Copy all the records word for word, apart from any pictures.

(Provided material)

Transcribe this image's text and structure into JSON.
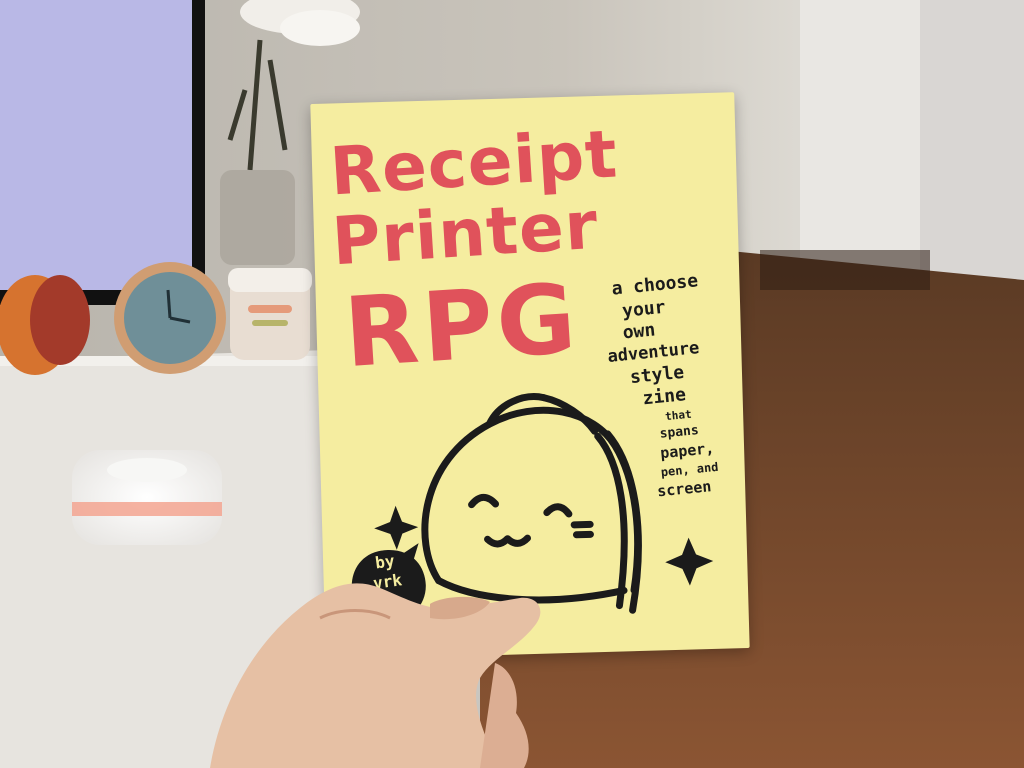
{
  "zine": {
    "title_line1": "Receipt",
    "title_line2": "Printer",
    "title_line3": "RPG",
    "tagline": [
      "a choose",
      "your",
      "own",
      "adventure",
      "style",
      "zine"
    ],
    "subtagline": [
      "that",
      "spans",
      "paper,",
      "pen, and",
      "screen"
    ],
    "byline_prefix": "by",
    "author": "vrk"
  },
  "colors": {
    "paper": "#f5eda0",
    "title_red": "#e0525b",
    "ink": "#1b1b1b",
    "floor": "#7a4a2c",
    "desk": "#e9e6e1",
    "monitor_screen": "#b9b8e6",
    "skin": "#e8c3a8"
  },
  "scene": {
    "description_icons": [
      "monitor",
      "flowers-vase",
      "clock",
      "jar",
      "mini-printer",
      "hand"
    ]
  }
}
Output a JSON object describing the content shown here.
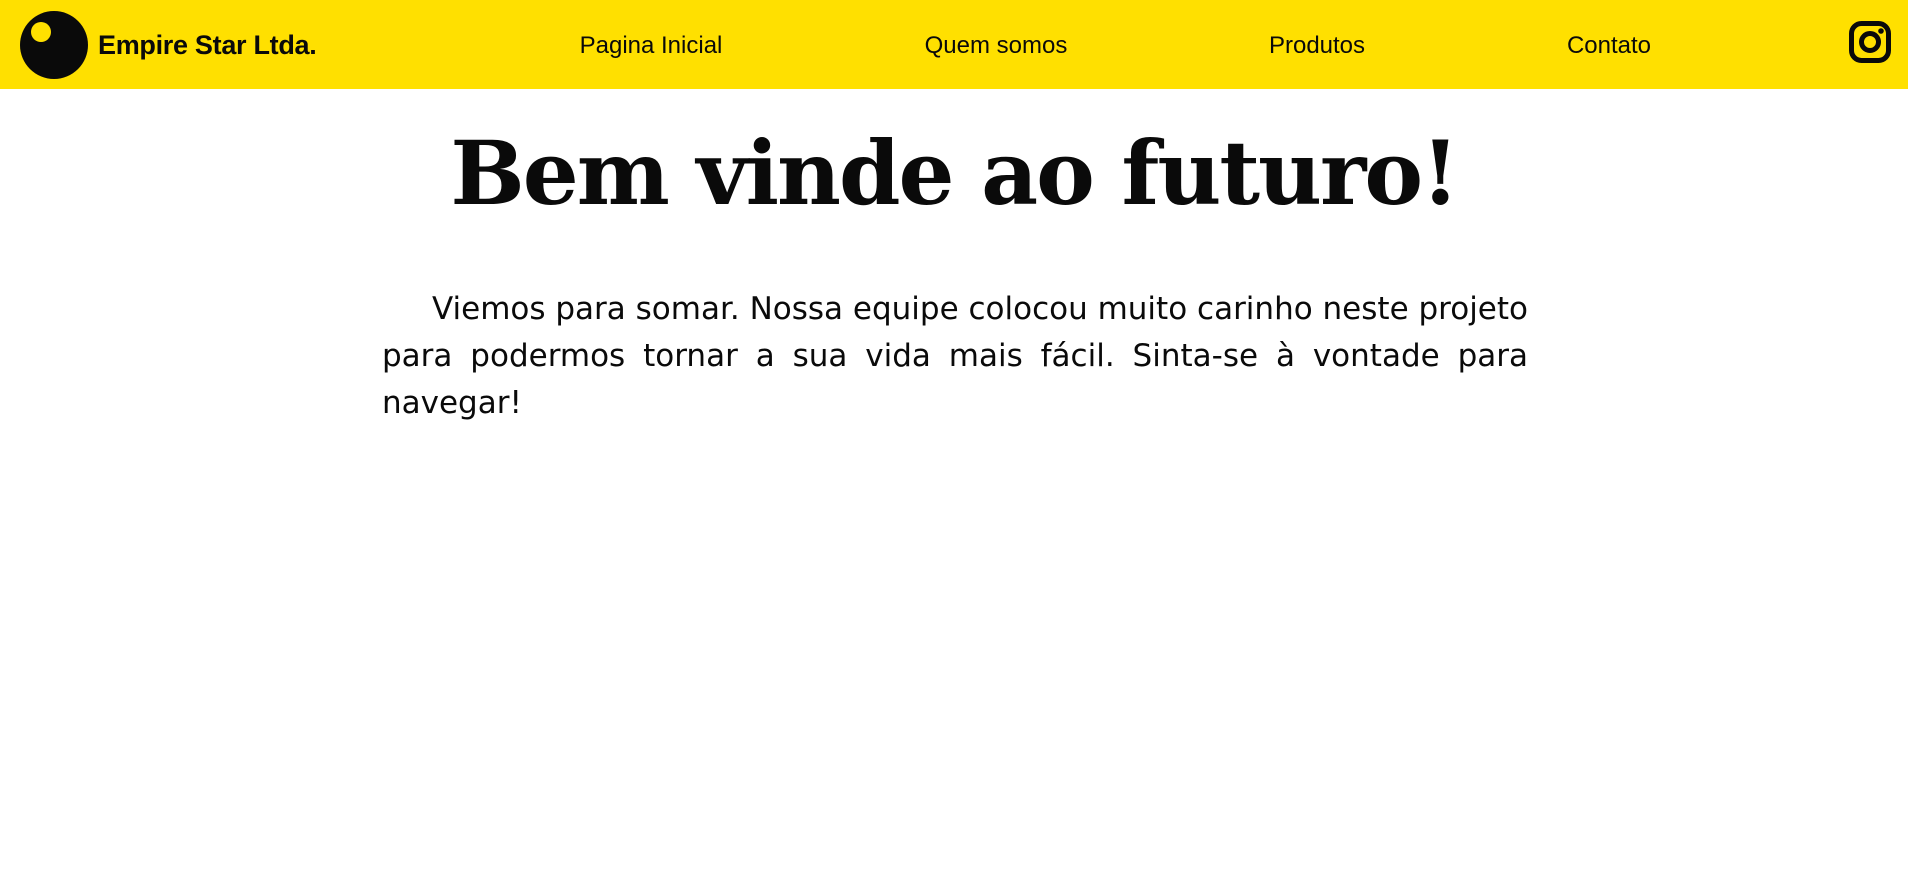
{
  "header": {
    "brand_name": "Empire Star Ltda.",
    "logo_icon": "eclipse-logo-icon",
    "background_color": "#ffe000",
    "nav": [
      {
        "label": "Pagina Inicial"
      },
      {
        "label": "Quem somos"
      },
      {
        "label": "Produtos"
      },
      {
        "label": "Contato"
      }
    ],
    "social_icon": "instagram-icon"
  },
  "main": {
    "title": "Bem vinde ao futuro!",
    "intro": "Viemos para somar. Nossa equipe colocou muito carinho neste projeto para podermos tornar a sua vida mais fácil. Sinta-se à vontade para navegar!"
  },
  "colors": {
    "accent": "#ffe000",
    "text": "#0a0a0a",
    "background": "#ffffff"
  }
}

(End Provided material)

(Response to this exercise)
Transcribe this image's text and structure into JSON.
{
  "zine": {
    "title_line1": "Receipt",
    "title_line2": "Printer",
    "title_line3": "RPG",
    "tagline": [
      "a choose",
      "your",
      "own",
      "adventure",
      "style",
      "zine"
    ],
    "subtagline": [
      "that",
      "spans",
      "paper,",
      "pen, and",
      "screen"
    ],
    "byline_prefix": "by",
    "author": "vrk"
  },
  "colors": {
    "paper": "#f5eda0",
    "title_red": "#e0525b",
    "ink": "#1b1b1b",
    "floor": "#7a4a2c",
    "desk": "#e9e6e1",
    "monitor_screen": "#b9b8e6",
    "skin": "#e8c3a8"
  },
  "scene": {
    "description_icons": [
      "monitor",
      "flowers-vase",
      "clock",
      "jar",
      "mini-printer",
      "hand"
    ]
  }
}
Output a JSON object describing the content shown here.
{
  "header": {
    "brand_name": "Empire Star Ltda.",
    "logo_icon": "eclipse-logo-icon",
    "background_color": "#ffe000",
    "nav": [
      {
        "label": "Pagina Inicial"
      },
      {
        "label": "Quem somos"
      },
      {
        "label": "Produtos"
      },
      {
        "label": "Contato"
      }
    ],
    "social_icon": "instagram-icon"
  },
  "main": {
    "title": "Bem vinde ao futuro!",
    "intro": "Viemos para somar. Nossa equipe colocou muito carinho neste projeto para podermos tornar a sua vida mais fácil. Sinta-se à vontade para navegar!"
  },
  "colors": {
    "accent": "#ffe000",
    "text": "#0a0a0a",
    "background": "#ffffff"
  }
}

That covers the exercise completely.